- Traders are taking a cautious approach in the last trading hours of the year, with speculative fund money moving to the sidelines as they wait to see if Congress reaches an agreement on the fiscal cliff talks.
- The U.S. dollar index is choppy this morning, but is currently near session lows.
- Technically, bears hold the near-term advantage. Corn futures must hold support at last week's lows to avoid the risk of triggering sell stops in the thin, holiday trade.
Soybean futures are mostly 10 to 15 cents lower amid profit-taking and favorable weather in Brazil.
- Concerns about the U.S. economy if it falls over the fiscal cliff are weighing on soybean futures this morning. Traders are shedding risk as they close their books for the year.
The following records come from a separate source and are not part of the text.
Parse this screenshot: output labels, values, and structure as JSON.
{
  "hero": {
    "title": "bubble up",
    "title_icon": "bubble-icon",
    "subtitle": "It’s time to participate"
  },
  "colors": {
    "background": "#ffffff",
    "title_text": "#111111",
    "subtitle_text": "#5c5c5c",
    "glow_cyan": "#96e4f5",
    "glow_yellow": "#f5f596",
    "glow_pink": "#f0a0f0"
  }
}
- Additional pressure is coming from ongoing favorable weather conditions in Brazil, as more rains in the forecast this week will boost the crop.
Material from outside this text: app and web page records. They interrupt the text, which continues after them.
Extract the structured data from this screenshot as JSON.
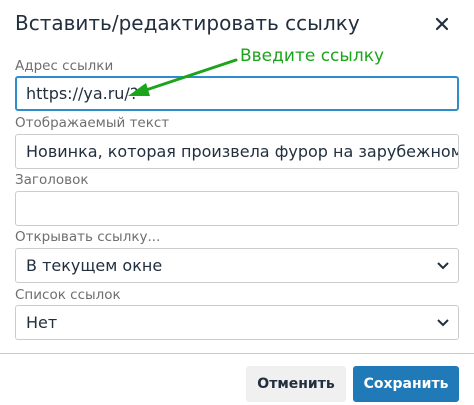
{
  "dialog": {
    "title": "Вставить/редактировать ссылку",
    "close_icon": "close-icon"
  },
  "fields": {
    "url": {
      "label": "Адрес ссылки",
      "value": "https://ya.ru/?"
    },
    "text": {
      "label": "Отображаемый текст",
      "value": "Новинка, которая произвела фурор на зарубежном книжном рынке"
    },
    "title": {
      "label": "Заголовок",
      "value": ""
    },
    "target": {
      "label": "Открывать ссылку...",
      "value": "В текущем окне"
    },
    "link_list": {
      "label": "Список ссылок",
      "value": "Нет"
    }
  },
  "annotation": {
    "text": "Введите ссылку",
    "color": "#1aa51a"
  },
  "footer": {
    "cancel_label": "Отменить",
    "save_label": "Сохранить"
  },
  "colors": {
    "primary": "#207ab7",
    "focus_border": "#2d8ecb",
    "annotation": "#1aa51a"
  }
}
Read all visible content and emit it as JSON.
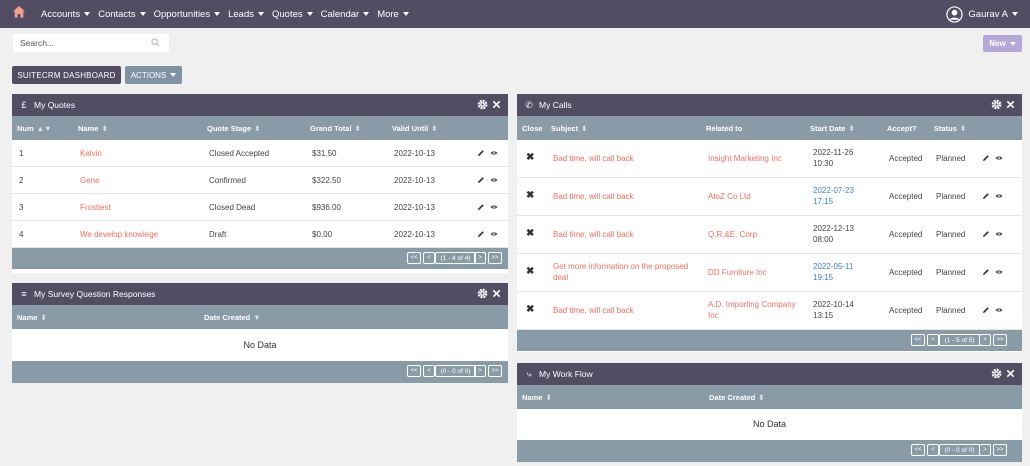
{
  "nav": {
    "items": [
      {
        "label": "Accounts"
      },
      {
        "label": "Contacts"
      },
      {
        "label": "Opportunities"
      },
      {
        "label": "Leads"
      },
      {
        "label": "Quotes"
      },
      {
        "label": "Calendar"
      },
      {
        "label": "More"
      }
    ],
    "user": "Gaurav A"
  },
  "search": {
    "placeholder": "Search..."
  },
  "toolbar": {
    "new_label": "New",
    "dashboard_label": "SUITECRM DASHBOARD",
    "actions_label": "ACTIONS"
  },
  "colors": {
    "nav_bg": "#534d64",
    "header_bg": "#8a9ba8",
    "link": "#ee6f63",
    "date_link": "#3c83c3",
    "new_button": "#b5a8d9"
  },
  "quotes": {
    "title": "My Quotes",
    "columns": {
      "num": "Num",
      "name": "Name",
      "stage": "Quote Stage",
      "total": "Grand Total",
      "valid": "Valid Until"
    },
    "rows": [
      {
        "num": "1",
        "name": "Kelvin",
        "stage": "Closed Accepted",
        "total": "$31.50",
        "valid": "2022-10-13"
      },
      {
        "num": "2",
        "name": "Gene",
        "stage": "Confirmed",
        "total": "$322.50",
        "valid": "2022-10-13"
      },
      {
        "num": "3",
        "name": "Frostiest",
        "stage": "Closed Dead",
        "total": "$936.00",
        "valid": "2022-10-13"
      },
      {
        "num": "4",
        "name": "We develop knowlege",
        "stage": "Draft",
        "total": "$0.00",
        "valid": "2022-10-13"
      }
    ],
    "pagination": "(1 - 4 of 4)"
  },
  "survey": {
    "title": "My Survey Question Responses",
    "columns": {
      "name": "Name",
      "date": "Date Created"
    },
    "empty": "No Data",
    "pagination": "(0 - 0 of 0)"
  },
  "calls": {
    "title": "My Calls",
    "columns": {
      "close": "Close",
      "subject": "Subject",
      "related": "Related to",
      "start": "Start Date",
      "accept": "Accept?",
      "status": "Status"
    },
    "rows": [
      {
        "subject": "Bad time, will call back",
        "related": "Insight Marketing Inc",
        "start": "2022-11-26 10:30",
        "accept": "Accepted",
        "status": "Planned",
        "future": false
      },
      {
        "subject": "Bad time, will call back",
        "related": "AtoZ Co Ltd",
        "start": "2022-07-23 17:15",
        "accept": "Accepted",
        "status": "Planned",
        "future": true
      },
      {
        "subject": "Bad time, will call back",
        "related": "Q.R.&E. Corp",
        "start": "2022-12-13 08:00",
        "accept": "Accepted",
        "status": "Planned",
        "future": false
      },
      {
        "subject": "Get more information on the proposed deal",
        "related": "DD Furniture Inc",
        "start": "2022-05-11 19:15",
        "accept": "Accepted",
        "status": "Planned",
        "future": true
      },
      {
        "subject": "Bad time, will call back",
        "related": "A.D. Importing Company Inc",
        "start": "2022-10-14 13:15",
        "accept": "Accepted",
        "status": "Planned",
        "future": false
      }
    ],
    "pagination": "(1 - 5 of 5)"
  },
  "workflow": {
    "title": "My Work Flow",
    "columns": {
      "name": "Name",
      "date": "Date Created"
    },
    "empty": "No Data",
    "pagination": "(0 - 0 of 0)"
  }
}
- Traders are ignoring news that an unknown destination purchased 140,000 MT of U.S. soybean for 2012-13. Traders generally attribute unknown bean buys to China, but last week's sales report showed changes in destinations from unknown to Germany, Indonesia and Vietnam.
- January soybean futures moved above Friday's high earlier, but are now below support at last week's low.
Wheat futures are mostly 7 to 9 cents lower on spillover from neighboring markets and concerns about the U.S. economy.
- Without fresh demand news for the market to digest, wheat is being led lower by spillover from neighboring markets and end-of-the-year position squaring.
- Russia's grain harvest came in at 70.4 MMT, down slightly from the ag ministry's previous forecast of 71 MMT.
- Traders are also awaiting results from Iraq's wheat tender.
- Bears hold the near-term technical advantage, although futures are holding above support at last week's low.
Live cattle futures are called steady to lower on spillover from negative outside markets.
- Traders will be focused on even positions on this last trading day of the year and watching outside markets for direction. Concerns about the U.S. economy falling over the "fiscal cliff" are expected to weigh on the U.S. stock market today.
- December live cattle futures could face some profit-taking on its last trading day (expires at noon CT) as the contract holds more than a $2 premium to last week's $127 cash trade.
- Traders will also be keeping a close eye on the boxed beef market to start the week as it will provide clues to this week's cash tone.
Lean hog futures are called to open lower in reaction to Friday's bearish Hogs & Pigs Report.
- Traders looking for Friday's Hogs & Pigs Report to show contraction in the pork industry were disappointed as most categories came in near year-ago levels. The report points to at least steady pork production in 2013 compared to this year.
- Meanwhile, the cash hog market is expected to be mostly steady in light trade, as many plants will work on reduced shifts today and are closed Tuesday.
- Traders will also be working on even positions and they close their books for the year. This could also spur profit-taking given the fact February hogs are trading at around a $4 premium to the cash index.